Assigned task | Among the following entries, count the lines that contain "structured" and report only the result.
━━━
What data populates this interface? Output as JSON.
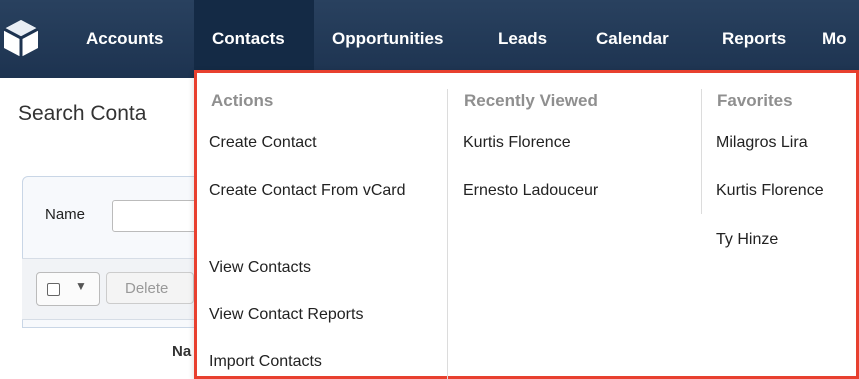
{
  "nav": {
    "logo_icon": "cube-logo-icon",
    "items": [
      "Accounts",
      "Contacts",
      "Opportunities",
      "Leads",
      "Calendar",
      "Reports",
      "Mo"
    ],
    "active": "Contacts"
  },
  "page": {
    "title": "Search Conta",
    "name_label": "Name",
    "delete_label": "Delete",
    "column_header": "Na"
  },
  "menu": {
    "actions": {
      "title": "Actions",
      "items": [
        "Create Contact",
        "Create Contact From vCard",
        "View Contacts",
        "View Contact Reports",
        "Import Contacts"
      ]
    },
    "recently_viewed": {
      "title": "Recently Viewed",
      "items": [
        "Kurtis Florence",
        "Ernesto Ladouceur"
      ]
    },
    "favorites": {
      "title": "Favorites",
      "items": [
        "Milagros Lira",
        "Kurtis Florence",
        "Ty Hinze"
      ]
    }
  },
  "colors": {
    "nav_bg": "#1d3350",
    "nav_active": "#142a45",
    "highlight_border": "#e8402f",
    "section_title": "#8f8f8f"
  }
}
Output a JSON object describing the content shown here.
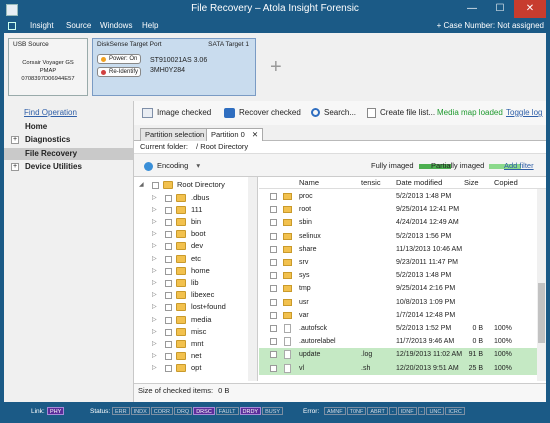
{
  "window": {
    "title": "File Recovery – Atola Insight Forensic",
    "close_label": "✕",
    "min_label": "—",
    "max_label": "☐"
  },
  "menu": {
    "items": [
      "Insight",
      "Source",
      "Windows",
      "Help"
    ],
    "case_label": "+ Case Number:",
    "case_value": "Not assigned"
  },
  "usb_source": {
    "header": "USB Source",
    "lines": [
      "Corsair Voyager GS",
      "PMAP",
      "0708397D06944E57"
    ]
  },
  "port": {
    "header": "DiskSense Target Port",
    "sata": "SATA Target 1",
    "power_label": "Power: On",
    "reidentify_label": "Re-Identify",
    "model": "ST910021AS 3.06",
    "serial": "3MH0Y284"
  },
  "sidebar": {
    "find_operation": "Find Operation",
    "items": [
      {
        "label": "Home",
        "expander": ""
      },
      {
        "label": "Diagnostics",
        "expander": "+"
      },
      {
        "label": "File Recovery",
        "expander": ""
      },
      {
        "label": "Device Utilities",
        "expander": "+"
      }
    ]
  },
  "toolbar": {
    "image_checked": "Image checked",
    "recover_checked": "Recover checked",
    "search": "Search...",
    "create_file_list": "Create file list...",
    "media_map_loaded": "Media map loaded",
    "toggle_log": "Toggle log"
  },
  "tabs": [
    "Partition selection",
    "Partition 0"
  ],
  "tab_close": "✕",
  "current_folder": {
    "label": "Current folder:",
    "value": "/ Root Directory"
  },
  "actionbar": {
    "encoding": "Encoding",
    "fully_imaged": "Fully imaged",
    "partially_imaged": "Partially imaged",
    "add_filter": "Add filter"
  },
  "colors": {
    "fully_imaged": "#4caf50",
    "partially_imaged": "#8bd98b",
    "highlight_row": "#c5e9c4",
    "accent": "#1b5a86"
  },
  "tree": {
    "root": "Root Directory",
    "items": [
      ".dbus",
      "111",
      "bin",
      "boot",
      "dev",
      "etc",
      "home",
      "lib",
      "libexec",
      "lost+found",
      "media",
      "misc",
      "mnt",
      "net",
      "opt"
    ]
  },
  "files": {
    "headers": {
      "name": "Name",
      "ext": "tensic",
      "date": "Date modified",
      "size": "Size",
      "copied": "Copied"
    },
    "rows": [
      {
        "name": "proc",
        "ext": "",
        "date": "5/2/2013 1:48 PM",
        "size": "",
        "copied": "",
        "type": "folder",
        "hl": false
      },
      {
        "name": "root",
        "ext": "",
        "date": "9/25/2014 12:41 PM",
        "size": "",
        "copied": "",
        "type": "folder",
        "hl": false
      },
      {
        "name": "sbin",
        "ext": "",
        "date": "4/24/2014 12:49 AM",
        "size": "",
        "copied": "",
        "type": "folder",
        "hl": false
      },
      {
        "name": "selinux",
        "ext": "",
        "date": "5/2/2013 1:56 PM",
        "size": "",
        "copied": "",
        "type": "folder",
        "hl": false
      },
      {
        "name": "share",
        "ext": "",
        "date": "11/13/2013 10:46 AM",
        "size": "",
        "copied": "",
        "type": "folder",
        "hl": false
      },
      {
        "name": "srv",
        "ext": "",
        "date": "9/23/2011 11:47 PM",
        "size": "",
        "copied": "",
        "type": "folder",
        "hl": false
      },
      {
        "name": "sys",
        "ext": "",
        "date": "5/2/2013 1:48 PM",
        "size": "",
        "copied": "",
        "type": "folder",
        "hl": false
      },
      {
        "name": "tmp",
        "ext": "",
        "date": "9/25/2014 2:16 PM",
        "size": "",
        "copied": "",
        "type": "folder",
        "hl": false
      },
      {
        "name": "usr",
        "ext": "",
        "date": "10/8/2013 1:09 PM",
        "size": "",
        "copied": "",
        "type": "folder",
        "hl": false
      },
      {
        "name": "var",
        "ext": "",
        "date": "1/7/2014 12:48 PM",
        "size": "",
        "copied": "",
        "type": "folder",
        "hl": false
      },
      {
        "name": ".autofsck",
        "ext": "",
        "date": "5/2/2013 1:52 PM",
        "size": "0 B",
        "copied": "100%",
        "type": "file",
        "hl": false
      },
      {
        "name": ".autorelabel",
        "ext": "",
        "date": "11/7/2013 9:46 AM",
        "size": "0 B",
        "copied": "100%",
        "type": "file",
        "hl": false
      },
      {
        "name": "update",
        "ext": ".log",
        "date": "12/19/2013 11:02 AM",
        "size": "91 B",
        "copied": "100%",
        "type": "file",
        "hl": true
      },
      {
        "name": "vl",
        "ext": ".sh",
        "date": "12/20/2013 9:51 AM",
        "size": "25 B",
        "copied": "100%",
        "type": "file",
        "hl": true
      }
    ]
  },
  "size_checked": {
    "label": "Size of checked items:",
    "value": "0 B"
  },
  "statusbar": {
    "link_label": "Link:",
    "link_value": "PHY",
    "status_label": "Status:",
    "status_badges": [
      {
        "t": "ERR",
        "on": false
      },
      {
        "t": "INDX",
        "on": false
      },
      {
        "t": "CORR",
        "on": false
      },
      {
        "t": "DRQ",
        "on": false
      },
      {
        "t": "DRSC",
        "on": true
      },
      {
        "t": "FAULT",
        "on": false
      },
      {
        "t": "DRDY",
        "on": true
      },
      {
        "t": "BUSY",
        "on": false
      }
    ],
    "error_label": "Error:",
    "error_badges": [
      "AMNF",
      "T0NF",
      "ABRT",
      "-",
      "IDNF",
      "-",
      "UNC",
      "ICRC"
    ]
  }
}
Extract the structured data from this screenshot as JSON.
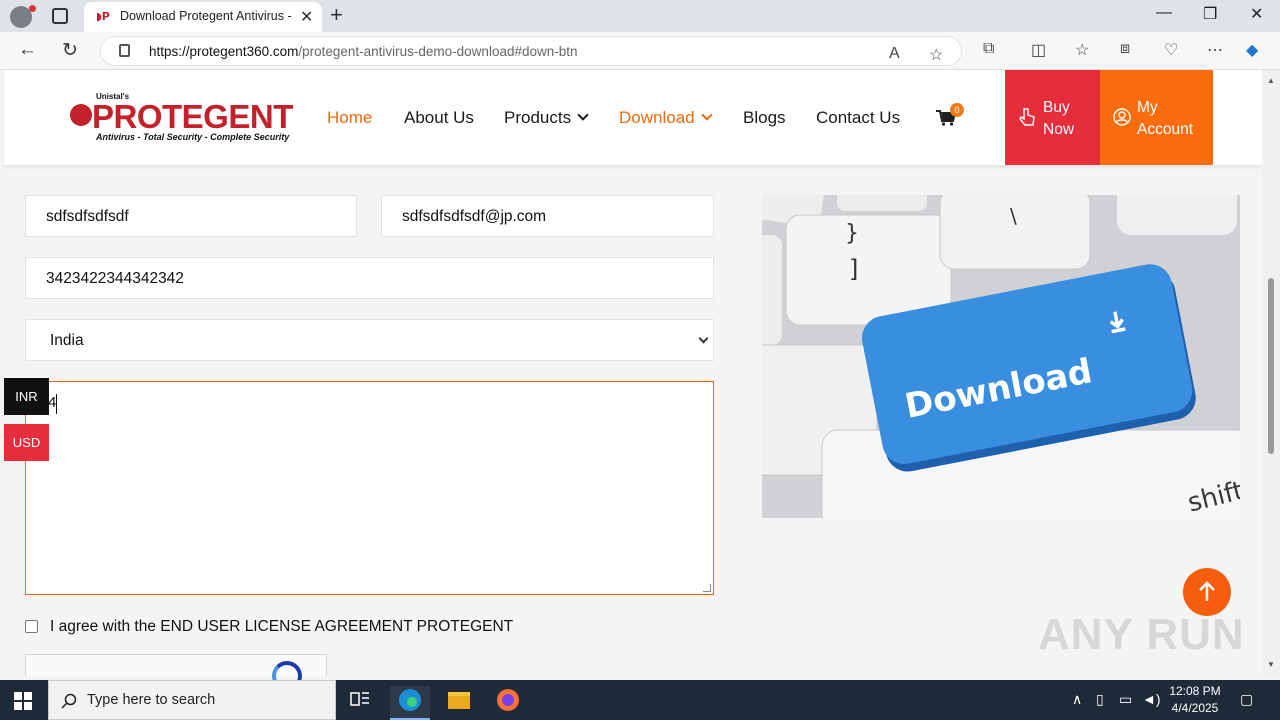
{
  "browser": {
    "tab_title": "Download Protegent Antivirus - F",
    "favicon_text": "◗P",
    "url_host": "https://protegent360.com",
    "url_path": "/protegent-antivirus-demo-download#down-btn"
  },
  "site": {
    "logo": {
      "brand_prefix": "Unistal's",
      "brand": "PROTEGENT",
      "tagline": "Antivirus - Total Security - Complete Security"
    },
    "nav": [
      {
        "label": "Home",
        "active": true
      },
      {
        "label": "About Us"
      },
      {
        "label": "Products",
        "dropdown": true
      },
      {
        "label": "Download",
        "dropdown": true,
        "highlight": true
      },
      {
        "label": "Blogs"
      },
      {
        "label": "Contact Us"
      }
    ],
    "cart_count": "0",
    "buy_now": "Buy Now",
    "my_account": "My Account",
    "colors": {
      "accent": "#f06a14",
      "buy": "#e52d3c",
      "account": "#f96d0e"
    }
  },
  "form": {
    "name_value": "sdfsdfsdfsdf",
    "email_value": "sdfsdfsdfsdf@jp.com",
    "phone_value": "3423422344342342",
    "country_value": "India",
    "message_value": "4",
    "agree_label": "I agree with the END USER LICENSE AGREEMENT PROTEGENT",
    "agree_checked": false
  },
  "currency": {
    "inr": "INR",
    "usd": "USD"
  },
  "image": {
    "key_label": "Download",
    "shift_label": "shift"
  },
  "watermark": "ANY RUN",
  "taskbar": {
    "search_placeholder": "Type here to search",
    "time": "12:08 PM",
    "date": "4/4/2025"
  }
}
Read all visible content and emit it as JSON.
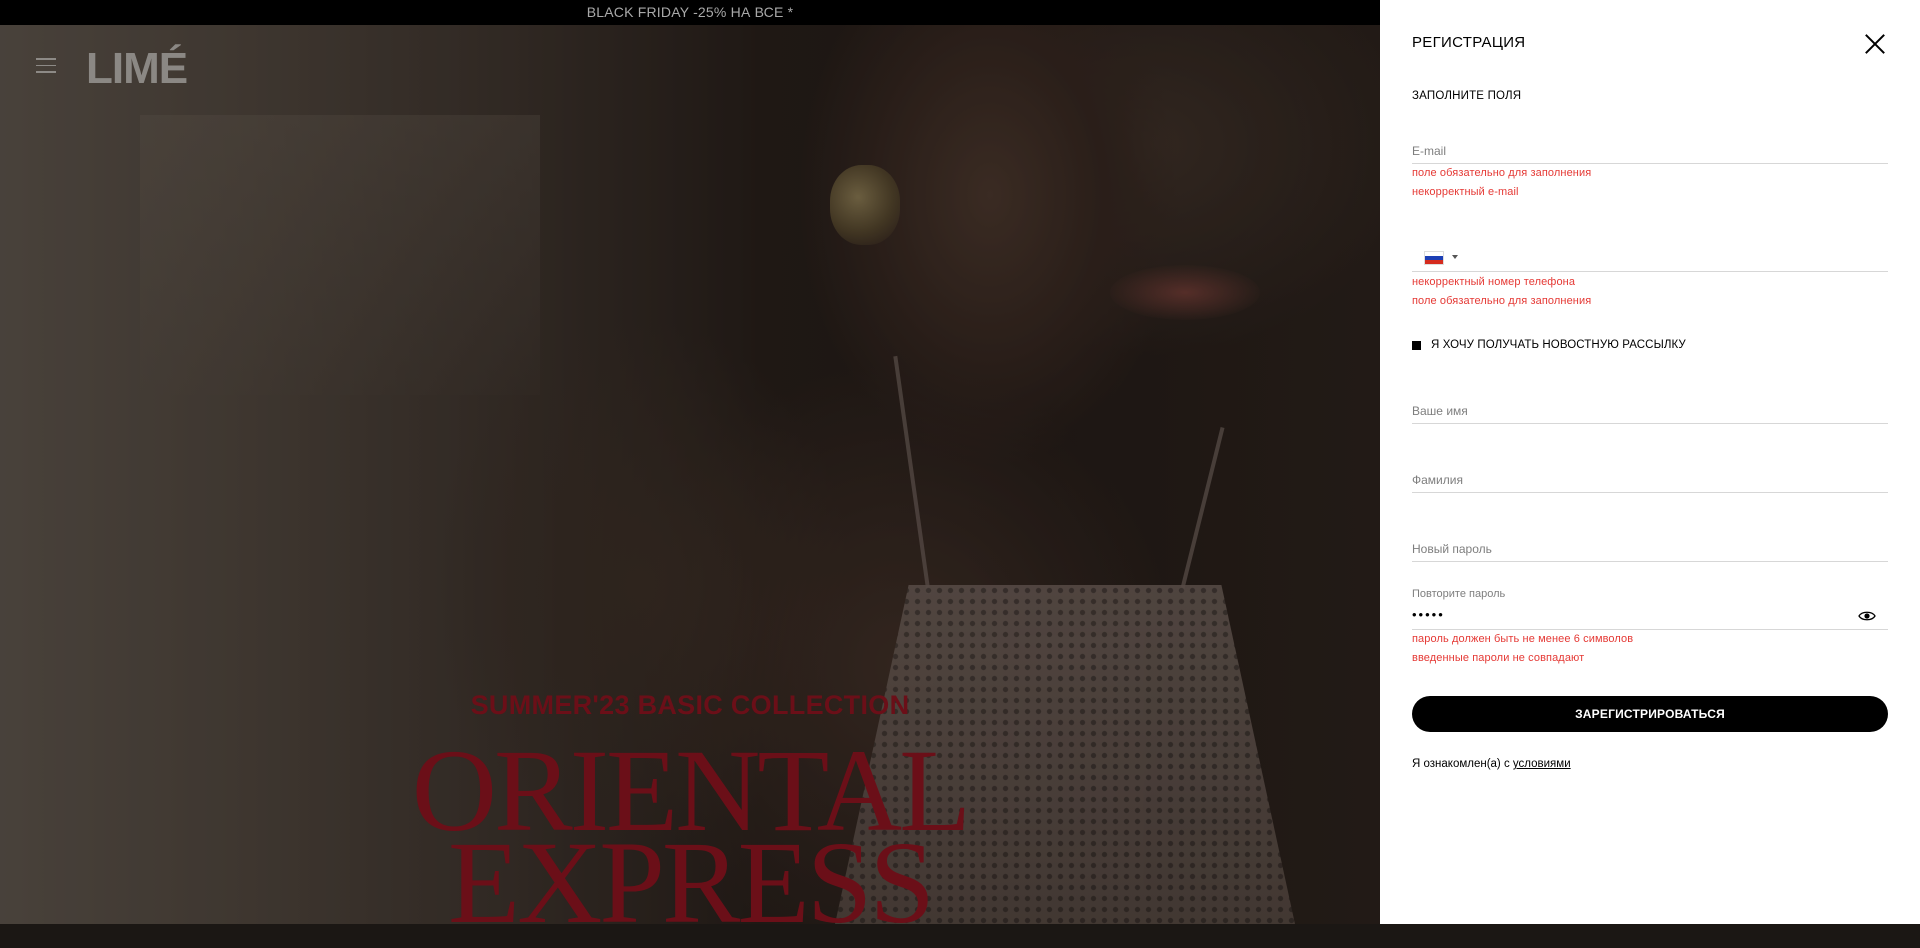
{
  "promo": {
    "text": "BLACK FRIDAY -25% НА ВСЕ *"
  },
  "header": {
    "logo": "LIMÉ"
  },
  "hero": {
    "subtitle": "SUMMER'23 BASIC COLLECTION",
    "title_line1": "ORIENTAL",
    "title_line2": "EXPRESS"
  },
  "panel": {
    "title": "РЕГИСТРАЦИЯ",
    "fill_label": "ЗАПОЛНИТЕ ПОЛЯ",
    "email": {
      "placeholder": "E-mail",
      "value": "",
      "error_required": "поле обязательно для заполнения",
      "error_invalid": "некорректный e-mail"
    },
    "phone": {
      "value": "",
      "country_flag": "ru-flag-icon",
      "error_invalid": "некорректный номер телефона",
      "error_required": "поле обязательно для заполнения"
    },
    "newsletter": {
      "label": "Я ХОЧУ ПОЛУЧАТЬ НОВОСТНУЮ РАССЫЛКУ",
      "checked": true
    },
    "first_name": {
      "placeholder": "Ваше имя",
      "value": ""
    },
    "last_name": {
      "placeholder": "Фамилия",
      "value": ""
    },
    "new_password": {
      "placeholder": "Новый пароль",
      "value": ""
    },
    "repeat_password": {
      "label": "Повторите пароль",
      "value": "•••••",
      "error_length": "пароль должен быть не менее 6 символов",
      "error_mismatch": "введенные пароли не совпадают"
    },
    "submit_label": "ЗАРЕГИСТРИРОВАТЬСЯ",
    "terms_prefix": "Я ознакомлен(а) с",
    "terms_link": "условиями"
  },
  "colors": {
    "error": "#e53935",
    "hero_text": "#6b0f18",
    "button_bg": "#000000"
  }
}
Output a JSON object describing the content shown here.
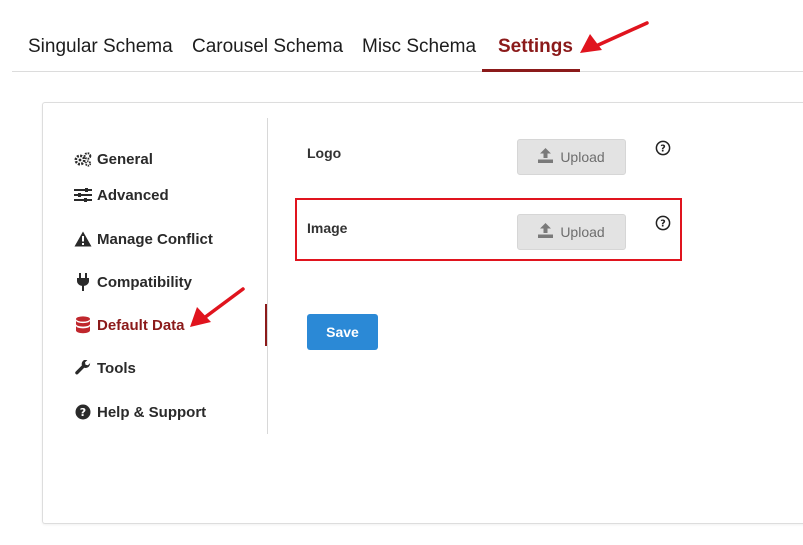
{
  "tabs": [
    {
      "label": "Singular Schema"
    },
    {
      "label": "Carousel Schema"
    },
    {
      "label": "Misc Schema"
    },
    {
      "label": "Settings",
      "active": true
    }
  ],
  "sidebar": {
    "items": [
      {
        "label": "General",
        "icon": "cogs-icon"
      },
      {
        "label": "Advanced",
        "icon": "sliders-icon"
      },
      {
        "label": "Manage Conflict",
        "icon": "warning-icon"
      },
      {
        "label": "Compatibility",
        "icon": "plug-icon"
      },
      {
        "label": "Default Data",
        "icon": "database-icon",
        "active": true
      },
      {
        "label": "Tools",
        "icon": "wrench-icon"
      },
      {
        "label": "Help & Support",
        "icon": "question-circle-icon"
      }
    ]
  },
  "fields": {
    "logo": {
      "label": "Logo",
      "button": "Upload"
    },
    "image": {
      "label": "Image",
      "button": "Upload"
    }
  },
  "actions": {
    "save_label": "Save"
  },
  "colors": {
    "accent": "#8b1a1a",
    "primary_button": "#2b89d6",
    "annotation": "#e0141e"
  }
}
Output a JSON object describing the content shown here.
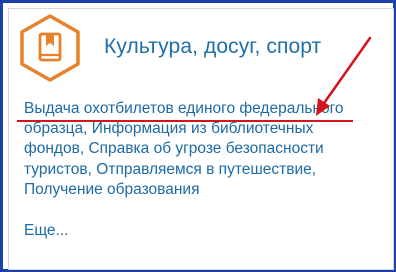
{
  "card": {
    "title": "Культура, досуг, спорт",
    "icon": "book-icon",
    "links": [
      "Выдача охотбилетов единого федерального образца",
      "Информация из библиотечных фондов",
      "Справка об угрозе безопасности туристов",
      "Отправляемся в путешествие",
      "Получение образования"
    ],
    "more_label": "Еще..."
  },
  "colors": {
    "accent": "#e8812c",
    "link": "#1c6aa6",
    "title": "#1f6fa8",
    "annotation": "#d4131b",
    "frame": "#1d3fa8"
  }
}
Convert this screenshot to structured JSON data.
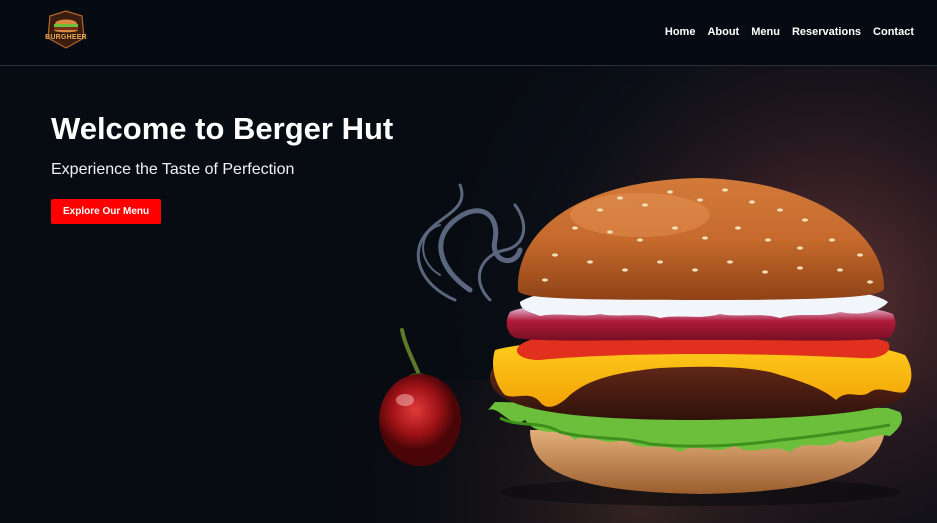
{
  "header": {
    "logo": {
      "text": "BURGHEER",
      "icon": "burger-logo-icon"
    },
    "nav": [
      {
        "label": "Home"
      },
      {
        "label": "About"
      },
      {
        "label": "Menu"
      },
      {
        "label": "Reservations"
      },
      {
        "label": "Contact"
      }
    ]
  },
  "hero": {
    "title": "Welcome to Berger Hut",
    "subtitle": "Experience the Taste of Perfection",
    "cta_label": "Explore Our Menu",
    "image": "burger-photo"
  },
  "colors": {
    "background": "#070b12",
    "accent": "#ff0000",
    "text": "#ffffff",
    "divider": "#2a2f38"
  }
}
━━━
Response to this task | 2